Libretto by Giuseppe Petrosellini
First performed December 28 1778, Teatro Valle, Rome
Sung in Italian with German & English surtitles
Introduction (on video, in German) will appear here and on YouTube shortly before opening night
Madama Brillante hosts the Dutchman Sumers and Italian bon vivant Don Polidoro in her London hostelry. While one flaunts himself as a important international dynamic businessman, the other longs for Italy, where you can laugh, be loud and above all eat well and cheaply. For some time now Livia, a daughter from a good Italian family, has set up home with Madama Brillante. She was abandoned by her beloved Milord Aresping two years ago and has been looking for him ever since, as »Mademoiselle Enrichetta from Marseille«, word of whose beauty has reached Sumers and Don Polidoro's ears.
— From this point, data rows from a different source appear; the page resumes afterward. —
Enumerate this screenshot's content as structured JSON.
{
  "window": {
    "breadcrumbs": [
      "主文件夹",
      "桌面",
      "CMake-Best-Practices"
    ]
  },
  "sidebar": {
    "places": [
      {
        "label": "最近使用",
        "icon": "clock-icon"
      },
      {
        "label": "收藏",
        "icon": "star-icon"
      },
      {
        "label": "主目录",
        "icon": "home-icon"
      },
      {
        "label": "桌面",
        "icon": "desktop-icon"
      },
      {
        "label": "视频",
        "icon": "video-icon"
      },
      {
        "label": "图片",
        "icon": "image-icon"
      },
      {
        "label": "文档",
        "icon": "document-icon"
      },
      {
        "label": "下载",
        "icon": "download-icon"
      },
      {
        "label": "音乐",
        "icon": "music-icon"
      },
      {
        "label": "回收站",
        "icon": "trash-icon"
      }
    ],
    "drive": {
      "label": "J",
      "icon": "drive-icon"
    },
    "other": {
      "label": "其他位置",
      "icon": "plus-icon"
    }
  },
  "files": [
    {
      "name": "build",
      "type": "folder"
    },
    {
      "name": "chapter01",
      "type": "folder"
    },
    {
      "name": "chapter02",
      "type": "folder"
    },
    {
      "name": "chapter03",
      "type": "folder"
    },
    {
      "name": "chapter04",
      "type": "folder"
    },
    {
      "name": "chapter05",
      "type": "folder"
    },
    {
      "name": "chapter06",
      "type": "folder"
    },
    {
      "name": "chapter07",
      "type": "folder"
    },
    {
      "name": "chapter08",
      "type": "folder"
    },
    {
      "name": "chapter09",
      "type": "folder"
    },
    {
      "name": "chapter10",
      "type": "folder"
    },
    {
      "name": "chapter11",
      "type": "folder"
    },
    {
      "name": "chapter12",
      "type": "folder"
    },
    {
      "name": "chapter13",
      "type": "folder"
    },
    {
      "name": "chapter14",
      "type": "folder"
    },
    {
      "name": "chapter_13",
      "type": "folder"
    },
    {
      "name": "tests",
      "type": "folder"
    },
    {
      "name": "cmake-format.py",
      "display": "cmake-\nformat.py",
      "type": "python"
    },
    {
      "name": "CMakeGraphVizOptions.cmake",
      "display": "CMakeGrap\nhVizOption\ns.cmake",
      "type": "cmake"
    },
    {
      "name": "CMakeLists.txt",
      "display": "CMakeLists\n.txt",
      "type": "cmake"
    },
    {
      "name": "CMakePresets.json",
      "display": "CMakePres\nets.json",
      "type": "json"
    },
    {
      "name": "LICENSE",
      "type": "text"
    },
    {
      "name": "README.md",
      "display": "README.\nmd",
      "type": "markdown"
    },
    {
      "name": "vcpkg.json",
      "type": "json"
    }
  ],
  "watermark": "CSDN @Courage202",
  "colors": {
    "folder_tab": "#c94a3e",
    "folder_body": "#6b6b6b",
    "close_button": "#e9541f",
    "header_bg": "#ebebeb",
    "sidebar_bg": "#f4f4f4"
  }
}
Livia and keen to marry Madama Brillante quickly became close friends. Aresping suddenly turns up at the hostelry. The aristocratic scion, in desperate, tells Don Polidoro that he had to leave his beloved behind in Genoa: his father sent him to Jamaica and then ordered him back to London, to marry an English noblewoman. The wedding has already been announced in the papers. Livia is shocked when she encounters Aresping. Torn between happiness, longing, pain, mistrust and fury she’s determined to conceal her identity and take revenge. Aresping tries, in vain, to explain and win her back. He intends to use his best contacts to prove his innocence. In the meantime Madama Brillante tells Don Polidoro, who’s dying to meet the mysterious »Mademoiselle Enrichetta from Marseille«, about the magic qualities of heliotropes: the mysterious stranger uses one to vanish, but anyone who had one could also disappear whenever they wanted … Don Polidoro must get his hands on a heliotrope! Part Two The situation escalates – with Don Polidoro, over the moon because he thinks he’s found a heliotrope, at it’s centre. He wants to marry »invisible Enrichetta«, a phenomenon Madama Brillante's instilled in his mind. Livia has increasing doubts about Aresping’s guilt but can’t bring herself to trust the desperate man completely. Sumers offers Livia his protection when he sees them having an argument. Then Madame Brillante announces that Livia’s going to be arrested, on orders from on high. Sumers generously uses his fortune to help Livia, but forbids her to leave his house. Madama Brillante, who’s still stringing him along about heliotropes, and Don Polidoro become closer. Milord Aresping managed to change his father’s mind and avoid marrying Milady Lindane. Livia, whose arrest warrant's been recinded, can’t resist her love for him any longer and the coupld, and imminent bride and groom, are reunited at last. Amidst all the joy over this happy outcome, Madama Brillante confesses to Don Polidoro that she was pulling his leg about heliotropes. Another couple have found happiness – a wedding’s not out of the question here either.
Humour, drama, madness, eroticism, absurdities and believing that a magic stone can make people invisible – are all to be found in Domenico Cimarosa's sparkling intermezzo, L’italiana in Londra. The audience at the world premiere in Rome's prestigious Teatro Valle in 1778 were gripped by the developments and complications between the international guests who find themselves at Madama Brillante's hotel in London. A kind of parallel world, at its centre, a pair of lovers: Livia, a daughter from a good Genovese family, and Milord Aresping, who's been ordered back from Jamaica by his father to marry an English lady.
The music and libretto reflects the characters and their stations in life. Contemplative arias and finely crafted duets appear alongside astonishing action-packed ensembles. It was this appreciation of the ensemble as a musical form that drew international attention to Cimarosa, who was better known in Rome and Milan before he wrote L'italiana in Londra. Goethe praised the »supreme aesthetic splendour« of his music and translated two of his librettos, Haydn conducted 13 Cimarosa operas in seven years at the Esterházy royal court. Rossini's triumphal march overshadowed his colleague's success. All the more reason to look forward to rediscovering the work in R.B. Schlather's take on the work!